Don’t make this a shot on faith… So let’s review the Science…
Do Flu Shots Work?
Not in babies:
In a review of more than 51 studies involving more than 294,000 children it was found there was “no evidence that injecting children 6-24 months of age with a flu shot was any more effective than placebo. In children over 2 yrs, it was only effective 33% of the time in preventing the flu.
Not in children with asthma: 800 children with asthma, where one half were vaccinated and the other half did not receive the influenza vaccine. The two groups were compared with respect to clinic visits, emergency department visits, and hospitalizations for asthma. CONCLUSION: This study failed to provide evidence that the influenza vaccine prevents pediatric asthma exacerbations.

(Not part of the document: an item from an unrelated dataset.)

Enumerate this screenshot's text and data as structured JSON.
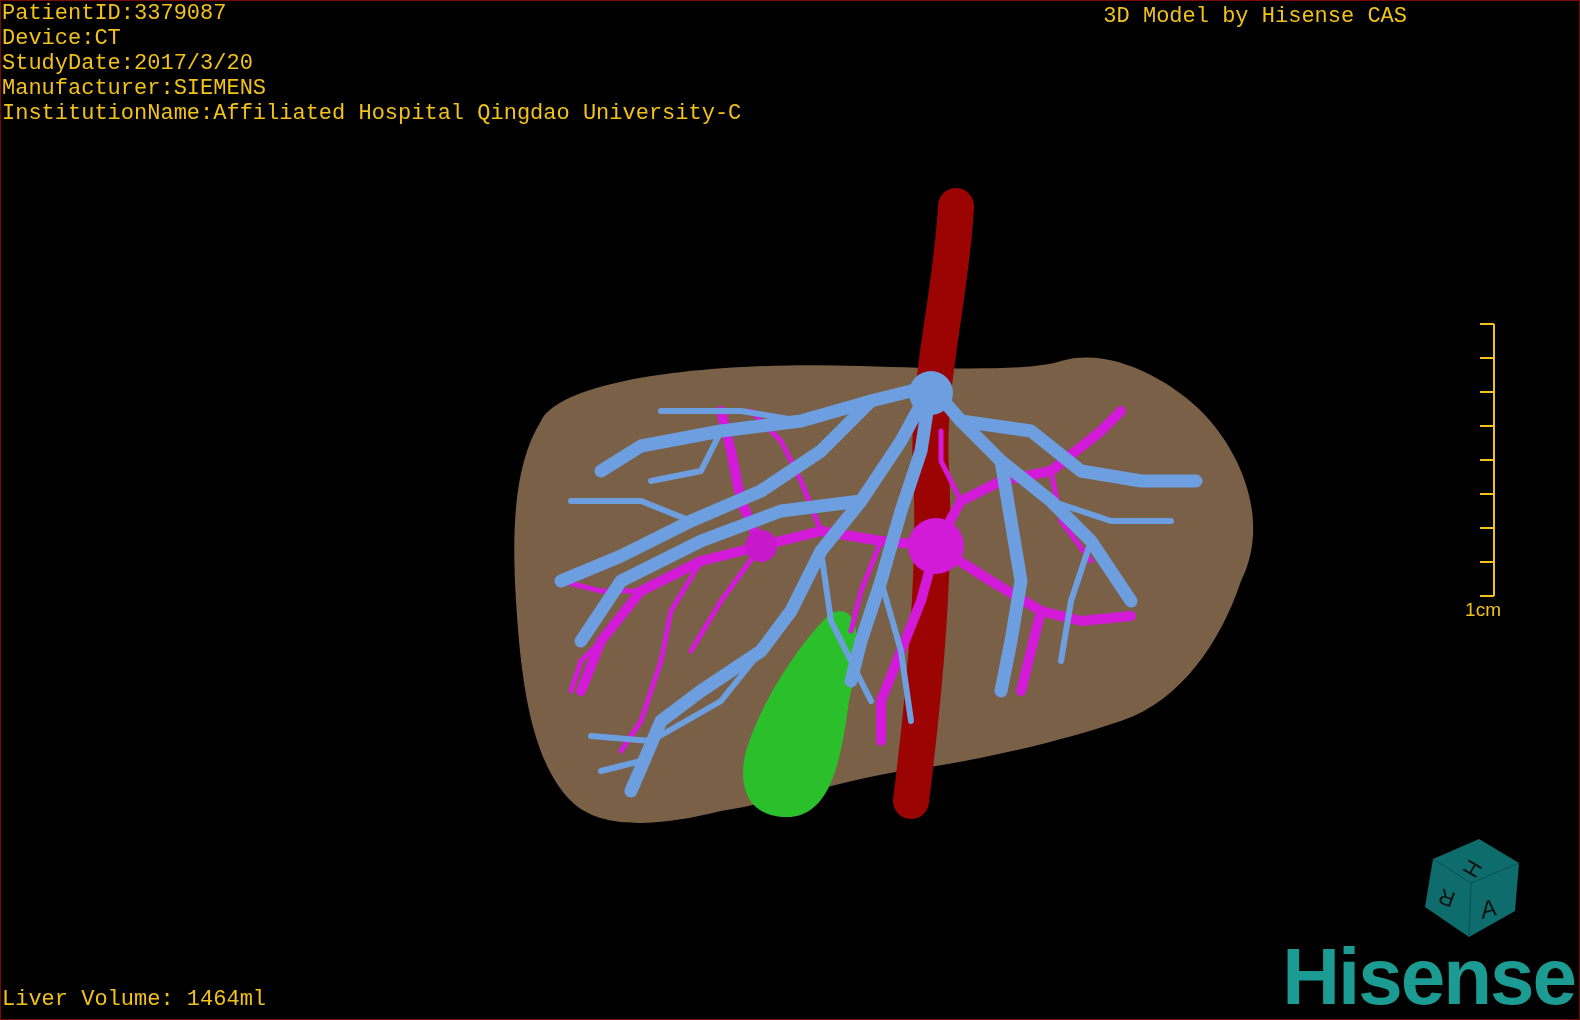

Not in adults:
In a review of 48 reports including more than 66,000 adults, “Vaccination of healthy adults only reduced risk of influenza by 6% and reduced the number of missed work days by less than one day (0.16) days.
Not in the Elderly:
In a review of 64 studies in 98 flu seasons, for elderly living in nursing homes, flu shots were non-significant for preventing the flu. For elderly living in the community, vaccines were not (significantly) effective against influenza, or pneumonia.
So the question is, why do we continue doing something that has been proven ineffective many times over? As the saying goes, “Insanity is doing the same thing again and again, expecting different results.”
“Vaccines for preventing influenza in the elderly.” The Cochrane Database of Systematic Reviews. 3(2006).
The current review in question looked at the effectiveness of immunizing nursing-home workers to protect the elderly in their care. After reviewing five studies conducted between 1997 and 2009, the results show the vaccination campaigns had NO EFFECT on the number of confirmed influenza cases.
They also concluded that vaccinating staff has no proven impact on reducing the number of related pneumonia cases, or pneumonia-linked deaths.”
Here are several other examples showing that flu vaccines do not work for ANY age group:
• A study published in the October 2008 issue of the Archives of Pediatric & Adolescent Medicine found that vaccinating young children against the flu had no impact on flu-related hospitalizations or doctor visits during two recent flu seasons. The researchers concluded that “significant influenza vaccine effectiveness could not be demonstrated for any season, age, or setting” examined.
• A 2008 study published in the Lancet found that influenza vaccination was NOT associated with a reduced risk of pneumonia in older people. This also supports an earlier study, published in The New England Journal of Medicine.
• Research published in the American Journal of Respiratory and Critical Care Medicine also confirms that there has been no decrease in deaths from influenza and pneumonia in the elderly, despite the fact that vaccination coverage among the elderly has increased from 15 percent in 1980 to 65 percent.
• In 2007, researchers with the National Institute of Allergy and Infectious Diseases, and the National Institutes of Health published this conclusion in the Lancet Infectious Diseases: “We conclude that frailty selection bias and use of non-specific endpoints such as all-cause mortality, have led studies to greatly exaggerate vaccine benefits.”
• A large-scale, systematic review of 51 studies, published in the Cochrane Database of Systematic Reviews in 2006, found no evidence that the flu vaccine is any more effective than a placebo in children under 2. The studies involved 260,000 children, age 6 to 23 months.